Website and app data records:
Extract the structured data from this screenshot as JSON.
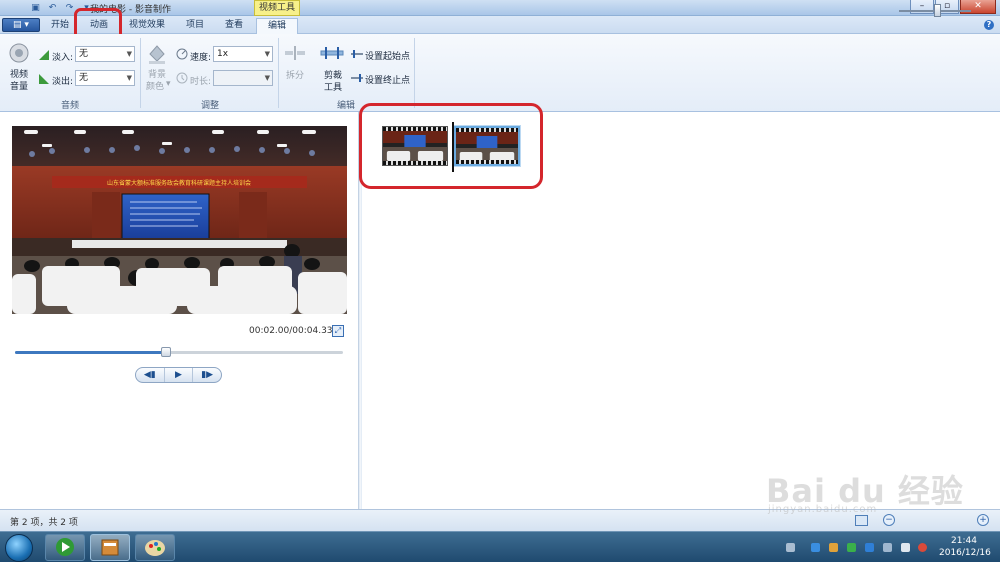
{
  "window": {
    "title": "我的电影 - 影音制作",
    "context_tab_title": "视频工具",
    "buttons": [
      "minimize",
      "maximize",
      "close"
    ]
  },
  "tabs": [
    {
      "label": "开始",
      "active": false
    },
    {
      "label": "动画",
      "active": false,
      "highlighted": true
    },
    {
      "label": "视觉效果",
      "active": false
    },
    {
      "label": "项目",
      "active": false
    },
    {
      "label": "查看",
      "active": false
    },
    {
      "label": "编辑",
      "active": true
    }
  ],
  "ribbon": {
    "audio": {
      "volume_label_1": "视频",
      "volume_label_2": "音量",
      "fade_in_label": "淡入:",
      "fade_in_value": "无",
      "fade_out_label": "淡出:",
      "fade_out_value": "无",
      "group_label": "音频"
    },
    "adjust": {
      "bg_color_label_1": "背景",
      "bg_color_label_2": "颜色",
      "speed_label": "速度:",
      "speed_value": "1x",
      "duration_label": "时长:",
      "duration_value": "",
      "group_label": "调整"
    },
    "edit": {
      "split_label": "拆分",
      "trim_label_1": "剪裁",
      "trim_label_2": "工具",
      "set_start_label": "设置起始点",
      "set_end_label": "设置终止点",
      "group_label": "编辑"
    }
  },
  "preview": {
    "banner_text": "山东省蒙大额标准服务政会教育科研课题主持人培训会",
    "time_current": "00:02.00",
    "time_total": "00:04.33",
    "time_display": "00:02.00/00:04.33",
    "progress_fraction": 0.46,
    "controls": [
      "previous-frame",
      "play",
      "next-frame"
    ]
  },
  "storyboard": {
    "clips": [
      {
        "selected": false
      },
      {
        "selected": true
      }
    ]
  },
  "status": {
    "text": "第 2 项，共 2 项",
    "zoom_fraction": 0.5
  },
  "taskbar": {
    "time": "21:44",
    "date": "2016/12/16"
  },
  "watermark": {
    "main": "Bai du 经验",
    "sub": "jingyan.baidu.com"
  }
}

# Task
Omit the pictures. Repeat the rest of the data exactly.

# Solved problem
Extract the structured data from this screenshot as JSON.
{
  "window": {
    "title": "我的电影 - 影音制作",
    "context_tab_title": "视频工具",
    "buttons": [
      "minimize",
      "maximize",
      "close"
    ]
  },
  "tabs": [
    {
      "label": "开始",
      "active": false
    },
    {
      "label": "动画",
      "active": false,
      "highlighted": true
    },
    {
      "label": "视觉效果",
      "active": false
    },
    {
      "label": "项目",
      "active": false
    },
    {
      "label": "查看",
      "active": false
    },
    {
      "label": "编辑",
      "active": true
    }
  ],
  "ribbon": {
    "audio": {
      "volume_label_1": "视频",
      "volume_label_2": "音量",
      "fade_in_label": "淡入:",
      "fade_in_value": "无",
      "fade_out_label": "淡出:",
      "fade_out_value": "无",
      "group_label": "音频"
    },
    "adjust": {
      "bg_color_label_1": "背景",
      "bg_color_label_2": "颜色",
      "speed_label": "速度:",
      "speed_value": "1x",
      "duration_label": "时长:",
      "duration_value": "",
      "group_label": "调整"
    },
    "edit": {
      "split_label": "拆分",
      "trim_label_1": "剪裁",
      "trim_label_2": "工具",
      "set_start_label": "设置起始点",
      "set_end_label": "设置终止点",
      "group_label": "编辑"
    }
  },
  "preview": {
    "banner_text": "山东省蒙大额标准服务政会教育科研课题主持人培训会",
    "time_current": "00:02.00",
    "time_total": "00:04.33",
    "time_display": "00:02.00/00:04.33",
    "progress_fraction": 0.46,
    "controls": [
      "previous-frame",
      "play",
      "next-frame"
    ]
  },
  "storyboard": {
    "clips": [
      {
        "selected": false
      },
      {
        "selected": true
      }
    ]
  },
  "status": {
    "text": "第 2 项，共 2 项",
    "zoom_fraction": 0.5
  },
  "taskbar": {
    "time": "21:44",
    "date": "2016/12/16"
  },
  "watermark": {
    "main": "Bai du 经验",
    "sub": "jingyan.baidu.com"
  }
}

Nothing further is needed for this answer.